App and web page records:
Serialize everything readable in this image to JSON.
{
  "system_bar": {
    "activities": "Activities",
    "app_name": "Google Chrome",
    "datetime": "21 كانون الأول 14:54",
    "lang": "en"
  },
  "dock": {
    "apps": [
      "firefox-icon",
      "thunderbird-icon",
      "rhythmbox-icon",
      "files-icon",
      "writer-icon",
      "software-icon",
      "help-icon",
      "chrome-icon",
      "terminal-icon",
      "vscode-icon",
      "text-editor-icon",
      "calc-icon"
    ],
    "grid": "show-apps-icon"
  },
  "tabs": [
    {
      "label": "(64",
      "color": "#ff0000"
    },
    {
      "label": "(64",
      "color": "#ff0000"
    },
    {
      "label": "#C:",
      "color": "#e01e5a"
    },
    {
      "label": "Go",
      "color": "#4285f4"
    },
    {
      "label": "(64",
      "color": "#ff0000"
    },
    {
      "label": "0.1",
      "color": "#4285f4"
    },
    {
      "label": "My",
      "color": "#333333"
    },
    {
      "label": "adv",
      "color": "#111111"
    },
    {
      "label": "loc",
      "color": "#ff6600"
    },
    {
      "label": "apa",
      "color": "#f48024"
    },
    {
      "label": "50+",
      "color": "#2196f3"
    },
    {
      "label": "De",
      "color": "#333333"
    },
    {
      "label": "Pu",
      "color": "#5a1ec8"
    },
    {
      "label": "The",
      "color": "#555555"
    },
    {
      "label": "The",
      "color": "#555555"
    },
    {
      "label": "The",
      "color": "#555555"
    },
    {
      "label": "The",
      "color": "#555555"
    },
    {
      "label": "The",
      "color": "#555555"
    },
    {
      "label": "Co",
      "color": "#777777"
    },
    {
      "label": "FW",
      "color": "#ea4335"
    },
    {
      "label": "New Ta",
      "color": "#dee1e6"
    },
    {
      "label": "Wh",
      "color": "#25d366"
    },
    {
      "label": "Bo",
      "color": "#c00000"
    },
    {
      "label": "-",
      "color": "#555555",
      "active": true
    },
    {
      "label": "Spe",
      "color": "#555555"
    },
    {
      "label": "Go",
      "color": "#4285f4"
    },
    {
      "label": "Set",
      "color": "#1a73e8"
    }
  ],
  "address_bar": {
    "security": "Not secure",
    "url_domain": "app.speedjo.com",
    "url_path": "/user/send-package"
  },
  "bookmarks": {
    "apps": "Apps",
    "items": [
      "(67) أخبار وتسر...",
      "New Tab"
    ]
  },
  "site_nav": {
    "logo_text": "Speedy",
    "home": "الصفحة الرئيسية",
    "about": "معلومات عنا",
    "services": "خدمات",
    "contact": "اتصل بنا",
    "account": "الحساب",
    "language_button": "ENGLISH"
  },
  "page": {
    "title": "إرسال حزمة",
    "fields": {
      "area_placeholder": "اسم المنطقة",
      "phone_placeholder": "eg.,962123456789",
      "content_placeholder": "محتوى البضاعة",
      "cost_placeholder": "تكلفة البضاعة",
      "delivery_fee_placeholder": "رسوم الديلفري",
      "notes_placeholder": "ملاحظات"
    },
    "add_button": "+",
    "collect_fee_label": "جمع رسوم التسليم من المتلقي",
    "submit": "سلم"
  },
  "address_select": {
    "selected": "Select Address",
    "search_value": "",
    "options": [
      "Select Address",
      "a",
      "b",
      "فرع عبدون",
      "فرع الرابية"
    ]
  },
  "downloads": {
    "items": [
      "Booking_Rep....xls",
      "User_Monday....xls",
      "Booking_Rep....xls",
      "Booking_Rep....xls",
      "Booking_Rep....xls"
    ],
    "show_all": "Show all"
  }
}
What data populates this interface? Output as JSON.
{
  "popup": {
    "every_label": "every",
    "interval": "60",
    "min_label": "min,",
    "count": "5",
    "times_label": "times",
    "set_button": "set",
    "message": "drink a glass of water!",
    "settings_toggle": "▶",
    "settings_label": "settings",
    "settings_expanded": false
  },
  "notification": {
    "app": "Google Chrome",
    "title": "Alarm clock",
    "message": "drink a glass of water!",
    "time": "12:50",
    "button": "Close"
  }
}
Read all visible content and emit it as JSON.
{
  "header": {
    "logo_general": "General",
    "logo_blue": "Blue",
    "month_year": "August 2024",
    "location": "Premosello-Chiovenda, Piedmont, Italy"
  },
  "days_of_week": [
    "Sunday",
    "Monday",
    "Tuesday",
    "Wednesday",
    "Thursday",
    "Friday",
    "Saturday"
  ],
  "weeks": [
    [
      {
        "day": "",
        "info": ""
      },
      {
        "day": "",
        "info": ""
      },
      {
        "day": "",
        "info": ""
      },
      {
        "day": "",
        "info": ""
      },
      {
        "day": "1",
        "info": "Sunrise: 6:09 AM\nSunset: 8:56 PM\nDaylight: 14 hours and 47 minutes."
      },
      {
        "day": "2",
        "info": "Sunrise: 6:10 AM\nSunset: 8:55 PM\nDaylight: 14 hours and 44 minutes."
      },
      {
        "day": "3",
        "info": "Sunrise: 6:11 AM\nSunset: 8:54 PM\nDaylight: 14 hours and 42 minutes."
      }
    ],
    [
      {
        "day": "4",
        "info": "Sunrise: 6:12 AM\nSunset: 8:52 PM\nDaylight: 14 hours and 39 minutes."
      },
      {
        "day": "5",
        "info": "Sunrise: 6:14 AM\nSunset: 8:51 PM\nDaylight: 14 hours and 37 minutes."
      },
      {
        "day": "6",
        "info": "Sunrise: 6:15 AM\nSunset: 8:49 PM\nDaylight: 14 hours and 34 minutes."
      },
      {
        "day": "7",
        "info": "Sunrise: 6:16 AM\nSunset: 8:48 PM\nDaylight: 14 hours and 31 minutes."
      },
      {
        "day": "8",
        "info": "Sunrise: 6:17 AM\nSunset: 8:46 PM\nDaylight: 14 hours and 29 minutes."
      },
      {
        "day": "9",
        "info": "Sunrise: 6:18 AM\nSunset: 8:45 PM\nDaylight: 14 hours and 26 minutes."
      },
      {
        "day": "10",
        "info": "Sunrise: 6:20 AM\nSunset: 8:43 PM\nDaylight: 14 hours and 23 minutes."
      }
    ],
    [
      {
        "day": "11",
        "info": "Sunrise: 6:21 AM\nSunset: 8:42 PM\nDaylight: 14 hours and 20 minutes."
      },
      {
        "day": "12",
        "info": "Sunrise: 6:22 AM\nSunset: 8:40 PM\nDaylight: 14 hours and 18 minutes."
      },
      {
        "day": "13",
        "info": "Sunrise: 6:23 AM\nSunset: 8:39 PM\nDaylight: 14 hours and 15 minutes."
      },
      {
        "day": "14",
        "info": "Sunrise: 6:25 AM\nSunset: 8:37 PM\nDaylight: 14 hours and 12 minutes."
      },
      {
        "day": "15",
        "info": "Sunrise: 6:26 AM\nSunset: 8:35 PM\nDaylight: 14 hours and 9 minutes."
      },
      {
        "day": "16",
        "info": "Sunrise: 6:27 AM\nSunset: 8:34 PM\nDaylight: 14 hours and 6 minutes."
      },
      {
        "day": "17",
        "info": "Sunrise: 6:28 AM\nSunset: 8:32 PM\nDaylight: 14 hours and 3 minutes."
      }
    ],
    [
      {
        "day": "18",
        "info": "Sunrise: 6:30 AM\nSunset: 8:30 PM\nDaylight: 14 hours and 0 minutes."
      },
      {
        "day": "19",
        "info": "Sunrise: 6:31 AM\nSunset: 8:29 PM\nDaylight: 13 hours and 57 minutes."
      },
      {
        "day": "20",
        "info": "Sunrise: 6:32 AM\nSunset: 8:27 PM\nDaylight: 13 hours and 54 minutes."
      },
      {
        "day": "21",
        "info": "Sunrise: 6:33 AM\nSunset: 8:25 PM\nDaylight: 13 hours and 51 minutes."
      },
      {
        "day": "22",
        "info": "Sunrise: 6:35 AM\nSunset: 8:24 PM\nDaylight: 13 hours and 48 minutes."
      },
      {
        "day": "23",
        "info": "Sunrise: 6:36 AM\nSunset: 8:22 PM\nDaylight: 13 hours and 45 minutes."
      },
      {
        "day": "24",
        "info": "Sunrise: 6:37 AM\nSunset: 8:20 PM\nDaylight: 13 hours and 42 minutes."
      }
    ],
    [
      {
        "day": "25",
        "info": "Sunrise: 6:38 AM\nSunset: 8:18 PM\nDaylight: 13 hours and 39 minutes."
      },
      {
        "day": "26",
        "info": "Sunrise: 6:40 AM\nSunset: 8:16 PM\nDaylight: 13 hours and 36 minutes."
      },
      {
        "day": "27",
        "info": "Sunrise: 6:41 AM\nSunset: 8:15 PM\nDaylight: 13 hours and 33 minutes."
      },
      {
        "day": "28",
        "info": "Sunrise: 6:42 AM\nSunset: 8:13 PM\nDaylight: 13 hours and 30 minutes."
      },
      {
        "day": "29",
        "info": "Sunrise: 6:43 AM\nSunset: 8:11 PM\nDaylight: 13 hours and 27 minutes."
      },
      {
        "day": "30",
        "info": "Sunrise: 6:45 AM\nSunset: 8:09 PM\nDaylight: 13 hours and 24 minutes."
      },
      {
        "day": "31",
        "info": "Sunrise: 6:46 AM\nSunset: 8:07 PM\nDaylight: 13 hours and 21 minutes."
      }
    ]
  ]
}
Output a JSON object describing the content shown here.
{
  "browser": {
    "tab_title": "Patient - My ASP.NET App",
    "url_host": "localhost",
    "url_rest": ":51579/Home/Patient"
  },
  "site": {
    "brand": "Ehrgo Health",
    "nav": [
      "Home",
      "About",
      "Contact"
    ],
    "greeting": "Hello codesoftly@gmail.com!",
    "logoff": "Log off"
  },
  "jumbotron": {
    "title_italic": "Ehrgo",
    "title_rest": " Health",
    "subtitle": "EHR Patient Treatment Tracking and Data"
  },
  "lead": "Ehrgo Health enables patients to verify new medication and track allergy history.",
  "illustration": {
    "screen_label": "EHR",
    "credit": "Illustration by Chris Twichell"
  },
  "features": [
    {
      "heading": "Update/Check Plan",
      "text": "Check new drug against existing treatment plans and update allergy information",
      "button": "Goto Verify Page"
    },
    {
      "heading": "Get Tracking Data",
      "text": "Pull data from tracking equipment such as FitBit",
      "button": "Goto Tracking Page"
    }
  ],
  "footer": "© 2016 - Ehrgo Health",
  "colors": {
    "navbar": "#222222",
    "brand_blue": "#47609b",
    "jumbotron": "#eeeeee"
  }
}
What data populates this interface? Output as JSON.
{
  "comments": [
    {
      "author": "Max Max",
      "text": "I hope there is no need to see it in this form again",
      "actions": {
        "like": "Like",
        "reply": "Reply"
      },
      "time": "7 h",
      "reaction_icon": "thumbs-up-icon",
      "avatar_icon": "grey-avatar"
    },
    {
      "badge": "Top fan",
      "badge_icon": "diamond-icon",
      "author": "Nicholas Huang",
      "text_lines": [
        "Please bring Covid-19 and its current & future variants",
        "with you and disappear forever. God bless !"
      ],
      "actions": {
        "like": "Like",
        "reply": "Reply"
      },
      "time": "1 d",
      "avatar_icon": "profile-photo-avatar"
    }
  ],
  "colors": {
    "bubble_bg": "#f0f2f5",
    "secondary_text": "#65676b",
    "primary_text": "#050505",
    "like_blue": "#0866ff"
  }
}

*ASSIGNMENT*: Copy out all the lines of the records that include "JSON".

*RESPONSE AREA*:
Serialize everything readable in this image to JSON.
What data populates this interface? Output as JSON.
Read all visible content and emit it as JSON.
Output a JSON object describing the content shown here.
What data populates this interface? Output as JSON.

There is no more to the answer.